Work to be completed:
What is the number of lines in the entries that contain the word "this"? Answer with that figure alone.
----------------
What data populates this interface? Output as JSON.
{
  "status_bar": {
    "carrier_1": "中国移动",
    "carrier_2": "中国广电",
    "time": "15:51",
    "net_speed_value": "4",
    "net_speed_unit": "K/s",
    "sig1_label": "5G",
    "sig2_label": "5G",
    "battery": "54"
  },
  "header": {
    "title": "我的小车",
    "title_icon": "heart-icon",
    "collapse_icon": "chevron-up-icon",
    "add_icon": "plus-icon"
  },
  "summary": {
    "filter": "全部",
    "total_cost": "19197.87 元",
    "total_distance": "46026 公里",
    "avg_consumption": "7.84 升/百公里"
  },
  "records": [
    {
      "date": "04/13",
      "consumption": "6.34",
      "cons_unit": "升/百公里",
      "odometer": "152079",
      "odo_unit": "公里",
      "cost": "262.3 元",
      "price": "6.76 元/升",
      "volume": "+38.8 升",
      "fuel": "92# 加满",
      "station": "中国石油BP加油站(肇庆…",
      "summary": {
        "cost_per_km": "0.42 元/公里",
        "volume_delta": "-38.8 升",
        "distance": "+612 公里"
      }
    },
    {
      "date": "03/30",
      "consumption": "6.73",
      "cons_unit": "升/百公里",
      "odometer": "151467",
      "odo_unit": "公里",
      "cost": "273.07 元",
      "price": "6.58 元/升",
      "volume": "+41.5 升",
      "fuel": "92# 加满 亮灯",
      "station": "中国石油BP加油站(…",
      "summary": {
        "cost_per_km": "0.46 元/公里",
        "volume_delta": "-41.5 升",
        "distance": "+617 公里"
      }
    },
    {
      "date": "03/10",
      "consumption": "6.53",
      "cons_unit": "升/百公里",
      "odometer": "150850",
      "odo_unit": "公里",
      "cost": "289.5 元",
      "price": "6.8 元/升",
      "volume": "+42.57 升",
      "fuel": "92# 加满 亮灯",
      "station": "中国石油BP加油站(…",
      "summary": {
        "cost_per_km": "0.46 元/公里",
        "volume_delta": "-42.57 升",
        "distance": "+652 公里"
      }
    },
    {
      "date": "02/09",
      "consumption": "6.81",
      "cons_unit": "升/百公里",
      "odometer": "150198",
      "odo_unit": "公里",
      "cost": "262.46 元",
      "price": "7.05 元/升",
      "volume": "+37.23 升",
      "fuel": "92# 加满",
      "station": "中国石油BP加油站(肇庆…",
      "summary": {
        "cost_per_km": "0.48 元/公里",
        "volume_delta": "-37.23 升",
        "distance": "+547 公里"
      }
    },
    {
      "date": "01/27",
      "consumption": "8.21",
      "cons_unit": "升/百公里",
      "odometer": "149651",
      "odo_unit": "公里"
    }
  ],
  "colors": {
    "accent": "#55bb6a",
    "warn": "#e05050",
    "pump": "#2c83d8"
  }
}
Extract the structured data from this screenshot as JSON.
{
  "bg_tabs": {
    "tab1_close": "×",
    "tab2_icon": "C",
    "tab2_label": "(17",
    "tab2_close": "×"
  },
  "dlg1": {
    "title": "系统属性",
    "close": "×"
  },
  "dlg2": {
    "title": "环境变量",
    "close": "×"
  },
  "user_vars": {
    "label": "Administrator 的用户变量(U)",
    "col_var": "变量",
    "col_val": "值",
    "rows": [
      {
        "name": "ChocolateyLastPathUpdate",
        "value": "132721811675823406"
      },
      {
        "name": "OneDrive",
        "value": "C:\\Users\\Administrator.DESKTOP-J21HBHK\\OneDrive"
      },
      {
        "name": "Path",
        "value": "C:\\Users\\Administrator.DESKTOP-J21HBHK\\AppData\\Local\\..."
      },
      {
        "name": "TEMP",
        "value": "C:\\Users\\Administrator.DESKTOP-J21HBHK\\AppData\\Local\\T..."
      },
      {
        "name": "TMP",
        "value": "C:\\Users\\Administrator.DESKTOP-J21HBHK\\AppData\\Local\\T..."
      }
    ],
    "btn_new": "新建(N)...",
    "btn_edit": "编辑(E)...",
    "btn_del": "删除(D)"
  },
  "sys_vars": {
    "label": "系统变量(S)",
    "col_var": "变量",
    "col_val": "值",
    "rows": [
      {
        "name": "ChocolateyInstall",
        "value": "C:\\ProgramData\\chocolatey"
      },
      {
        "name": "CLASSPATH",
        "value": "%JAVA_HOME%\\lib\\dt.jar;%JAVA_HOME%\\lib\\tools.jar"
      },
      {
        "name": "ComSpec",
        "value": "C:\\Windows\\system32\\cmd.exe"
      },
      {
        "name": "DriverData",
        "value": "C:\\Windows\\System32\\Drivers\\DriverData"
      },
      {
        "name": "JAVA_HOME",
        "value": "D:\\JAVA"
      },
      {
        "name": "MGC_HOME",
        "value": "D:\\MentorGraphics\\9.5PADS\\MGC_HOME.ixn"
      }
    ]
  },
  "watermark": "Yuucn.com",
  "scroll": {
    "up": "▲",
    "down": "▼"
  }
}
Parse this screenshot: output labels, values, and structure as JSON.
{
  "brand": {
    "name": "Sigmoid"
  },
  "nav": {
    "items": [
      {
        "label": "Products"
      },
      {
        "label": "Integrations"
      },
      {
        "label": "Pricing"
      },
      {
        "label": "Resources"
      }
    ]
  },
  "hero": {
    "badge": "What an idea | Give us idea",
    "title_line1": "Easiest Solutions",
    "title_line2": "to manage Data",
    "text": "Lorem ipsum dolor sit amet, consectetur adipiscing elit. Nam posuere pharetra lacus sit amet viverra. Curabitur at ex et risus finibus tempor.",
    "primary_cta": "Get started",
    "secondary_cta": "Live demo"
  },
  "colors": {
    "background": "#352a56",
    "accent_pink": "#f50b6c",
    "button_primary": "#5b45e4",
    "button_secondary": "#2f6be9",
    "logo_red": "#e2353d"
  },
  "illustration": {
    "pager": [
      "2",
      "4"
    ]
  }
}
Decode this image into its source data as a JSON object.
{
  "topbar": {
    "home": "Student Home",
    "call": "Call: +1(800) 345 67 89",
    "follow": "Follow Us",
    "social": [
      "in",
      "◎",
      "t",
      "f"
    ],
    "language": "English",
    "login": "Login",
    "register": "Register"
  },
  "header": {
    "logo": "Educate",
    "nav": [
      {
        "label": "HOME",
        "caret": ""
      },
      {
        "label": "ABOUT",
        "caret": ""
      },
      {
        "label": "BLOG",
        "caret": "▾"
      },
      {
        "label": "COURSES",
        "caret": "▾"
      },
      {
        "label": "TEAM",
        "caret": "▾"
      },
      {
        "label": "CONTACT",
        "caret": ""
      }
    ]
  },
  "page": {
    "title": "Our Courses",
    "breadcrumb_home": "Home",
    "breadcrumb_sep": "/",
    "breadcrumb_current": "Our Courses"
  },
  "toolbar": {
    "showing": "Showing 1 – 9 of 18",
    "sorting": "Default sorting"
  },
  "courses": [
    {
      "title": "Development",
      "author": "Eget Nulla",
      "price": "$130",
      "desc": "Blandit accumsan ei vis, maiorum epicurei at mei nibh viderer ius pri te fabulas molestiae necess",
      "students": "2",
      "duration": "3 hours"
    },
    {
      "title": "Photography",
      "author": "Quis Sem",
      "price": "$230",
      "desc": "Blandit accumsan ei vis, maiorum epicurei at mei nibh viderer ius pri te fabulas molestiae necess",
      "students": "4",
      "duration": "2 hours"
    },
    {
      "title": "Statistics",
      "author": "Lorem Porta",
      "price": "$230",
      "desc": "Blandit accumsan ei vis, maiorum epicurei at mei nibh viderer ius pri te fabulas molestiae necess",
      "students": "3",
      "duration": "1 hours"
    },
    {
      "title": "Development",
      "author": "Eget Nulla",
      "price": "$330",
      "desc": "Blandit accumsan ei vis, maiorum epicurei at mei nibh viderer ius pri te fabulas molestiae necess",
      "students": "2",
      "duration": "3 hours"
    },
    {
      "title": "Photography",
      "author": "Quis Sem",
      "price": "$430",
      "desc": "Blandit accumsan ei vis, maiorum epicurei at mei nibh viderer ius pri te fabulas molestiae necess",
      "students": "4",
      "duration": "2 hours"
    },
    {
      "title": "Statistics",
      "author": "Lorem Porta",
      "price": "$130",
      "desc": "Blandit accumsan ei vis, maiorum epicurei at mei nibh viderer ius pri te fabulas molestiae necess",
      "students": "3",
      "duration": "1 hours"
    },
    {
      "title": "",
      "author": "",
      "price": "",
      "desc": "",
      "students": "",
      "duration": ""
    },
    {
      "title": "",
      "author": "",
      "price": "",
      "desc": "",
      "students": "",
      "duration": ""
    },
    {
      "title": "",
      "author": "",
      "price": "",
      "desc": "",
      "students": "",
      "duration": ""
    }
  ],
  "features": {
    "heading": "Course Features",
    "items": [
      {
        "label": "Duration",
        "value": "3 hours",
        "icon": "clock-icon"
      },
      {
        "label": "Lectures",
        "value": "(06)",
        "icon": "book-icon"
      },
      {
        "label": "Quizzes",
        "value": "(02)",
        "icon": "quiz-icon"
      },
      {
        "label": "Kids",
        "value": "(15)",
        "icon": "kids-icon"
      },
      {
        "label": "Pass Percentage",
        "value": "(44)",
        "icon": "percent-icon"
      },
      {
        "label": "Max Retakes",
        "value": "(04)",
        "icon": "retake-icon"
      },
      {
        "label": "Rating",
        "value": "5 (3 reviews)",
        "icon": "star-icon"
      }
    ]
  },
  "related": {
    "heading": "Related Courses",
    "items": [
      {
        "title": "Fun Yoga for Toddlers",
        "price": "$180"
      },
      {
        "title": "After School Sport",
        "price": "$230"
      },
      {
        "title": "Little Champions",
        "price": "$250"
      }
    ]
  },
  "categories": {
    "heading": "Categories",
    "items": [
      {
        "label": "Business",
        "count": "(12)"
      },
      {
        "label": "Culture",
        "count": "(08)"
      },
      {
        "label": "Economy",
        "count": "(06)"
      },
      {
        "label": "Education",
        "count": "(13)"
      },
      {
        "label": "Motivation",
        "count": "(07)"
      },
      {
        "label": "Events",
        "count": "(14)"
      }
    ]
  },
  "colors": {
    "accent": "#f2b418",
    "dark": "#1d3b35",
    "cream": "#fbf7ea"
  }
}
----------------
Exercise answer:
4